Please reproduce the entries in full. Keep every character the same.

__Collected data entries__:
=== Section Start ===

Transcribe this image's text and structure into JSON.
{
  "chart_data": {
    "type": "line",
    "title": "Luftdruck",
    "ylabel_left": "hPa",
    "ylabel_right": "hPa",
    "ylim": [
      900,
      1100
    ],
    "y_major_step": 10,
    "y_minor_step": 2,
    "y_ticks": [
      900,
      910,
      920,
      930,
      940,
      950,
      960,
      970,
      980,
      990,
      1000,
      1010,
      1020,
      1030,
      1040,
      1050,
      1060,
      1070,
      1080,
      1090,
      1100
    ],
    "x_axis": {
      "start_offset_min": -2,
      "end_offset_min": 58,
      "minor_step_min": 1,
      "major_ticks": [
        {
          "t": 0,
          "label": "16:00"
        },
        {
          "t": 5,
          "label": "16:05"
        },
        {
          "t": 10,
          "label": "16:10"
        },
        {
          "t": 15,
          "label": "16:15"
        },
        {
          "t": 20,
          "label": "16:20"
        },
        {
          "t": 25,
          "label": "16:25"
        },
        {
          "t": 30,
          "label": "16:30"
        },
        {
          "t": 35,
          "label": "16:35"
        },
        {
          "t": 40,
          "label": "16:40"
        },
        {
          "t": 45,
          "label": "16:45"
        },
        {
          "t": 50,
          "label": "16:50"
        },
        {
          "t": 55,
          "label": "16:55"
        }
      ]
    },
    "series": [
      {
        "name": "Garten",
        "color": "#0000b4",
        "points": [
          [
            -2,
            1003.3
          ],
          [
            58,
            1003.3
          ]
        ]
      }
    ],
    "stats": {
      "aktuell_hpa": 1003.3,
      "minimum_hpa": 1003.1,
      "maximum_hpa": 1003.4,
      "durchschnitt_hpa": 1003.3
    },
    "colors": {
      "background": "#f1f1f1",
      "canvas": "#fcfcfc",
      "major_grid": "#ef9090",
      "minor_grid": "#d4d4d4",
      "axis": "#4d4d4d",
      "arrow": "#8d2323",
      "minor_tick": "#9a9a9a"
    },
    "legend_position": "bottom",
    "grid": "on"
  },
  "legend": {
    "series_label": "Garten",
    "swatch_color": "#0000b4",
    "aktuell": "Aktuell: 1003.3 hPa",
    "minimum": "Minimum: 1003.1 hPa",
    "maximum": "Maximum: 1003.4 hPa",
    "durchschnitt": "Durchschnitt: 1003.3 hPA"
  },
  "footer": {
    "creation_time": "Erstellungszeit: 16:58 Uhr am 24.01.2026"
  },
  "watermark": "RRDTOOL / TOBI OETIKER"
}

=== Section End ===

__SOLUTION TO THIS PROBLEM__:
Transcribe this image's text and structure into JSON.
{
  "chart_data": {
    "type": "line",
    "title": "Luftdruck",
    "ylabel_left": "hPa",
    "ylabel_right": "hPa",
    "ylim": [
      900,
      1100
    ],
    "y_major_step": 10,
    "y_minor_step": 2,
    "y_ticks": [
      900,
      910,
      920,
      930,
      940,
      950,
      960,
      970,
      980,
      990,
      1000,
      1010,
      1020,
      1030,
      1040,
      1050,
      1060,
      1070,
      1080,
      1090,
      1100
    ],
    "x_axis": {
      "start_offset_min": -2,
      "end_offset_min": 58,
      "minor_step_min": 1,
      "major_ticks": [
        {
          "t": 0,
          "label": "16:00"
        },
        {
          "t": 5,
          "label": "16:05"
        },
        {
          "t": 10,
          "label": "16:10"
        },
        {
          "t": 15,
          "label": "16:15"
        },
        {
          "t": 20,
          "label": "16:20"
        },
        {
          "t": 25,
          "label": "16:25"
        },
        {
          "t": 30,
          "label": "16:30"
        },
        {
          "t": 35,
          "label": "16:35"
        },
        {
          "t": 40,
          "label": "16:40"
        },
        {
          "t": 45,
          "label": "16:45"
        },
        {
          "t": 50,
          "label": "16:50"
        },
        {
          "t": 55,
          "label": "16:55"
        }
      ]
    },
    "series": [
      {
        "name": "Garten",
        "color": "#0000b4",
        "points": [
          [
            -2,
            1003.3
          ],
          [
            58,
            1003.3
          ]
        ]
      }
    ],
    "stats": {
      "aktuell_hpa": 1003.3,
      "minimum_hpa": 1003.1,
      "maximum_hpa": 1003.4,
      "durchschnitt_hpa": 1003.3
    },
    "colors": {
      "background": "#f1f1f1",
      "canvas": "#fcfcfc",
      "major_grid": "#ef9090",
      "minor_grid": "#d4d4d4",
      "axis": "#4d4d4d",
      "arrow": "#8d2323",
      "minor_tick": "#9a9a9a"
    },
    "legend_position": "bottom",
    "grid": "on"
  },
  "legend": {
    "series_label": "Garten",
    "swatch_color": "#0000b4",
    "aktuell": "Aktuell: 1003.3 hPa",
    "minimum": "Minimum: 1003.1 hPa",
    "maximum": "Maximum: 1003.4 hPa",
    "durchschnitt": "Durchschnitt: 1003.3 hPA"
  },
  "footer": {
    "creation_time": "Erstellungszeit: 16:58 Uhr am 24.01.2026"
  },
  "watermark": "RRDTOOL / TOBI OETIKER"
}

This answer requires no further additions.